Dataset rows for apps and sites>
####################
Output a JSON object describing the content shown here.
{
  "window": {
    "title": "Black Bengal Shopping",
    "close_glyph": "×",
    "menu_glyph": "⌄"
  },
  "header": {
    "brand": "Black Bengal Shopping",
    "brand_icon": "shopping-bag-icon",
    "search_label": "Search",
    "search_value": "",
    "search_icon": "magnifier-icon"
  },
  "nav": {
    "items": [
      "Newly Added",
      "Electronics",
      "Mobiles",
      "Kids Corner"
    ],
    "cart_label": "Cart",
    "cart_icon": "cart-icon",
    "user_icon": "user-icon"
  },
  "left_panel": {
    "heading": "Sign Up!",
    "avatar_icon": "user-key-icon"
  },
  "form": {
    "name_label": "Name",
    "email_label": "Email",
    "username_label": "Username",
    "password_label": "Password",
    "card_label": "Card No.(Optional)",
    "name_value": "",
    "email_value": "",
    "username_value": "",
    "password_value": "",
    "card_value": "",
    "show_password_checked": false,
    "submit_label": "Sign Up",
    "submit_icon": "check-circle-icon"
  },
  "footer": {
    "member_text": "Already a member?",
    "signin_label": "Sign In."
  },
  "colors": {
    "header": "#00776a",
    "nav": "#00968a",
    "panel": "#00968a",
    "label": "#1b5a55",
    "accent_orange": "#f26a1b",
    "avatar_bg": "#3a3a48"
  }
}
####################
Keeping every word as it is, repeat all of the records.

Output a JSON object describing the content shown here.
{
  "window": {
    "title": "Black Bengal Shopping",
    "close_glyph": "×",
    "menu_glyph": "⌄"
  },
  "header": {
    "brand": "Black Bengal Shopping",
    "brand_icon": "shopping-bag-icon",
    "search_label": "Search",
    "search_value": "",
    "search_icon": "magnifier-icon"
  },
  "nav": {
    "items": [
      "Newly Added",
      "Electronics",
      "Mobiles",
      "Kids Corner"
    ],
    "cart_label": "Cart",
    "cart_icon": "cart-icon",
    "user_icon": "user-icon"
  },
  "left_panel": {
    "heading": "Sign Up!",
    "avatar_icon": "user-key-icon"
  },
  "form": {
    "name_label": "Name",
    "email_label": "Email",
    "username_label": "Username",
    "password_label": "Password",
    "card_label": "Card No.(Optional)",
    "name_value": "",
    "email_value": "",
    "username_value": "",
    "password_value": "",
    "card_value": "",
    "show_password_checked": false,
    "submit_label": "Sign Up",
    "submit_icon": "check-circle-icon"
  },
  "footer": {
    "member_text": "Already a member?",
    "signin_label": "Sign In."
  },
  "colors": {
    "header": "#00776a",
    "nav": "#00968a",
    "panel": "#00968a",
    "label": "#1b5a55",
    "accent_orange": "#f26a1b",
    "avatar_bg": "#3a3a48"
  }
}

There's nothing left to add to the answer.